Here’s an interesting thing that may sway your decision on how to get out of default, be it rehabilitation or consolidation. When consolidation occurs, a brand new trade line appears, because consolidation is a brand new loan. If the underlying loans aged off, they stay hidden. If a FFEL is rehabilitated, a new trade line appears, because in order to complete rehabilitation, the holder of the loan is required to “sell” the loan. Technically it’s a new loan, thus a new trade line appears. If the former FFEL loan is still showing a trade line, the word “DEFAULT” is deleted. If the former FFEL already aged off, it stays off. BUT, if a DL is rehabilitated, and the trade line has aged off, the trade line returns as if the default had never occurred. No late payments show, no default shows, nothing. It will look as if you’ve had this loan from the original consolidation date with NO ISSUES! That could help a person looking to improve their credit rating.

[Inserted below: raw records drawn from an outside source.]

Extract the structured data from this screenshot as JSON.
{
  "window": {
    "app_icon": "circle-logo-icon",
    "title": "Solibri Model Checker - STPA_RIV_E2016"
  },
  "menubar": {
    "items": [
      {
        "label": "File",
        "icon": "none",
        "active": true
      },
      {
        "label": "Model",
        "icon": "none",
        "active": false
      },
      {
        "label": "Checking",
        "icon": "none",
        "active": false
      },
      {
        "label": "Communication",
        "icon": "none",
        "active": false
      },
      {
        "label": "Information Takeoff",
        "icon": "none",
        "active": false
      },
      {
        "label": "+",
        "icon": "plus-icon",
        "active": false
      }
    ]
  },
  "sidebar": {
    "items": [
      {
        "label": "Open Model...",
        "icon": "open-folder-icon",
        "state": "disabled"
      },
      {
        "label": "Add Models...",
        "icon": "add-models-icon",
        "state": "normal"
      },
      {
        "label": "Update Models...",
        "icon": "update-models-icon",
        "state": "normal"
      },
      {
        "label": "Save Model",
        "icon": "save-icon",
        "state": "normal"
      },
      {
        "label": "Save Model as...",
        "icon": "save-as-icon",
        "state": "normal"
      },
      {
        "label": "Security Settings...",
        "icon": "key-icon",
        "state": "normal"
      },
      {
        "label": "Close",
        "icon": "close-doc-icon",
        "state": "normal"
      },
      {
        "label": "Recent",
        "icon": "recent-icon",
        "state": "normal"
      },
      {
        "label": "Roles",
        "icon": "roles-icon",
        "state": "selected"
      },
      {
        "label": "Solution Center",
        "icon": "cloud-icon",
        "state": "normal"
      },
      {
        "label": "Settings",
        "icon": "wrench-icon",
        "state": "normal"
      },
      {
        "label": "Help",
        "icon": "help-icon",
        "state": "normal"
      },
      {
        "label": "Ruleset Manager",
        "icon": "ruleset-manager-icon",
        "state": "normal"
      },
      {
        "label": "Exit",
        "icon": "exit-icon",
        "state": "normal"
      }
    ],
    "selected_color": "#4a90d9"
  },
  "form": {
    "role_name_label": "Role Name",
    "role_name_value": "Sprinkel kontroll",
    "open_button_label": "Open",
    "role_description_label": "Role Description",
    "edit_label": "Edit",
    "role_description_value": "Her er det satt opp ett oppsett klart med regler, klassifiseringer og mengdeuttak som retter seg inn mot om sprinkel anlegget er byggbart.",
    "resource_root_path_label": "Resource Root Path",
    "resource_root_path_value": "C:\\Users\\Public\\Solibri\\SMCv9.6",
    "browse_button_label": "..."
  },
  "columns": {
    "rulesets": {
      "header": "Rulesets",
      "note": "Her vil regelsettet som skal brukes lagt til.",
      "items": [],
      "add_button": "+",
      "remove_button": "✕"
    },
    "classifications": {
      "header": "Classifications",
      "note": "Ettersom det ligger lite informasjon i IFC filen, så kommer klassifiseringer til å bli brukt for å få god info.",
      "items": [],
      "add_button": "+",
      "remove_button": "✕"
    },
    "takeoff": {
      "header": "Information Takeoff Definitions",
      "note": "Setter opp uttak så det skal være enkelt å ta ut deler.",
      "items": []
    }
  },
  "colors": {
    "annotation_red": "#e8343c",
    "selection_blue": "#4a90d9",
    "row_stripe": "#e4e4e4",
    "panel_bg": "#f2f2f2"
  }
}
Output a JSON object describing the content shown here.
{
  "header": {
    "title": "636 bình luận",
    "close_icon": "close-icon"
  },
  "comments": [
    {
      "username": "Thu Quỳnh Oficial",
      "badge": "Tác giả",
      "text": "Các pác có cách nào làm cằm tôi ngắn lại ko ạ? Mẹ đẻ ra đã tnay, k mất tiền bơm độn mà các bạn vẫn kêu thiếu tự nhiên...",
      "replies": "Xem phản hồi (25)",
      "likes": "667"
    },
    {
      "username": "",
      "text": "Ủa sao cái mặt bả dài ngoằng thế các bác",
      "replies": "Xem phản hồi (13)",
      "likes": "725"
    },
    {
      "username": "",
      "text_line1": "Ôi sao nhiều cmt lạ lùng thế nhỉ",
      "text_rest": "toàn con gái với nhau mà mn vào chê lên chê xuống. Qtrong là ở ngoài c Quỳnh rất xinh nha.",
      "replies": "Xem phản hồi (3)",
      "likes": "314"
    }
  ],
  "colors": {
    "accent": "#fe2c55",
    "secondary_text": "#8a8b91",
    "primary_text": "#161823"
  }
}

How Does IDR Affect Credit?
IDR (Income Driven Repayment), doesn’t affect credit at all. At least, not in a bad way. Many people think that IDR is a less-than-minimum payment, but it’s not. IDR is an acceptable payment plan, allowed by law. As long as the IDR payment is made on time, credit looks just fine.
What if the borrower is looking to make a major purchase like a home? Doesn’t it ruin the debt to income ratio (DTI)? On the contrary, it could help it. DTI looks at monthly payments, not necessarily total debt load. The mortgage company wants to know that the borrower is not over burdened and can afford the mortgage payment in addition to the bills the borrower already has. Since IDR is usually more affordable than balance based payments, the borrower is more likely to afford the mortgage payments. NOTE: I’m not getting into the argument that a person on IDR shouldn’t be buying a house. That’s a statement based on a false stereotype.
SOL and Credit Reporting
It’s not uncommon to confuse the Statute of Limitations (SOL) with credit reporting timelines. The SOL is the time in which a lender has to bring a lawsuit. Federal loans are not subject to an SOL. Private loans ARE subject to SOL, based on either the State where the borrower resides, or the State that controls the contract. Contact a lawyer if you’re trying to figure out what controls your private student loan.
The time limit to report on credit reports has nothing to do with SOL. Just because an SOL has run, doesn’t mean a debt should be removed from your credit. In fact, an SOL may expire with no lawsuit taking place, but you still owe the debt. The lender can’t enforce it, but you still owe it (a bit odd, no?). So, often, a debt is still reportable even though the SOL has run. And the same goes the other way around. Just because a debt isn’t reported on your credit, doesn’t mean you don’t owe it.
Again, credit reporting and time limit to sue are not related.
Monitor Your Credit
Checking your credit is a good idea, especially before making major purchases. It’s also a good idea to check if you ever receive a fraud alert from your bank. Do not get bent out of shape about your score – that’s a marketing ploy. What you care about is accuracy. Is the information on your credit report accurate and true, including any student loans? If not and you live in Connecticut or Vermont, send me an e-mail with your story and let’s see what we can do.
The article you posted on email today on credit reports is great! I would like to include it in my next KingLawLetter.com. It goes out to 4,300 subscribers 2-3 times a month.
Let me know.
– Morgan King
925 829-2816 west coast time.